Judges 3:12-30 recounts the story of Ehud, one of the judges God raised up to lead Israel out of captivity. I won't write it all out here, but I want to share one specific verse: Judges 3:15. "Then the people of Israel cried out to the Lord, and the Lord raised up for them a deliverer, Ehud, the son of Gera, the Benjaminite, a left-handed man."
What? You didn't catch it? Don't worry, I didn't either at first. I'll give you a hint, it's the last 2-3 words (not sure if a hyphenated word counts as one or two...English majors, a little help??). ANYWAY, "left-handed man" is the phrase I'm referring to. Still confused? Don't worry, I was, too!
Left-handed in the Old Testament was not a reference to his writing preference. The translation actually indicates that Ehud was paralyzed or otherwise unable to use his right hand (hence, forced to be left-handed). THAT is what jumped out at me.
We are told and can read throughout the Bible how God uses unlikely people to be influential leaders. David was a murderer, Moses was also a murderer and gave excuses, Daniel was a foreigner/captive, Gideon doubted, Mary was a teenager, Paul (formerly Saul) was one of the biggest Christian killers of his time...seeing a pattern? To use a cliche church phrase, "God doesn't call the equipped, He equips the called." In every situation, God chooses someone no one else would have chosen and uses them in the ways that we read about today. Using an unlikely leader is not an unusual theme in the Bible, but Ehud still jumped out at me.
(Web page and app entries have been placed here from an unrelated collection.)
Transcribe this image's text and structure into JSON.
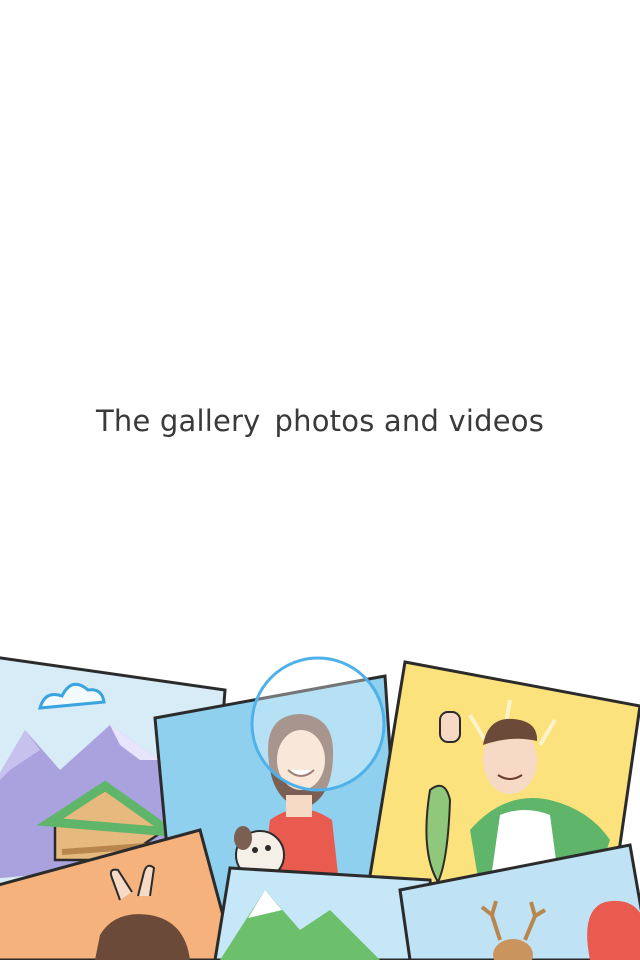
{
  "onboarding": {
    "caption_part1": "The gallery",
    "caption_part2": "photos and videos"
  },
  "colors": {
    "background": "#ffffff",
    "text": "#3a3a3a",
    "accent_circle": "#4fb1ea",
    "card_outline": "#2b2b2b"
  },
  "illustration": {
    "cards": [
      {
        "name": "mountain-card",
        "subject": "mountains-and-cabin"
      },
      {
        "name": "woman-card",
        "subject": "smiling-woman-with-dog"
      },
      {
        "name": "fisherman-card",
        "subject": "man-holding-fish"
      },
      {
        "name": "boy-card",
        "subject": "person-with-bunny-ears"
      },
      {
        "name": "landscape-card",
        "subject": "green-mountains"
      },
      {
        "name": "deer-card",
        "subject": "deer"
      }
    ],
    "highlight_icon": "face-focus-circle"
  }
}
He is the first time a disabled person is mentioned in the Bible where he is not only NOT healed, but used despite his limitations...and actually even BECAUSE of those limitations. We get no context as to when he lost the use of his arm. It could have been from birth, it could have happened from a battle injury, he could have gotten sick, we don't know. What we do know is that at the time he was called by God as a judge, he was still disabled. How many people in Israel do you think questioned God's choice on this one? I'm sure they are all looking around at the healthy, strong men and thinking that surely God could have chosen someone else.
But He didn't. God chose Ehud. And He chose Ehud BECAUSE of his disability.
Ehud was sent to the Moabite king. He told the king he had a secret message for him which meant the king dismissed all his attendants. Since Ehud was left-handed, his sword was concealed on his right leg, opposite of what would have been expected in that time. That meant he was able to surprise the king with his "message from God" and kill him quietly and suddenly. No one "normal" or "healthy" could have done this. Only Ehud. Ehud lived his entire life (or however long) with his paralyzed arm leading up to the moment God needed that disability to free Israel from Moab and lead His people into 80 years of peace.
This section of scripture came up at just the right time. I was just feeling (again) the disappointment of the unpredictability of my symptoms and as though I was just living life with no specific purpose. This was an incredibly well-timed reminder (#Godstimingisalwaysperfect) that despite my disabilities right now, God still can, will, and does use me. And sometimes it is BECAUSE of my limitations rather than despite it.
I may not always see the physical strength that I once did, but that doesn't mean that I can't have purpose where I am or that God can't use me with the life I have to offer.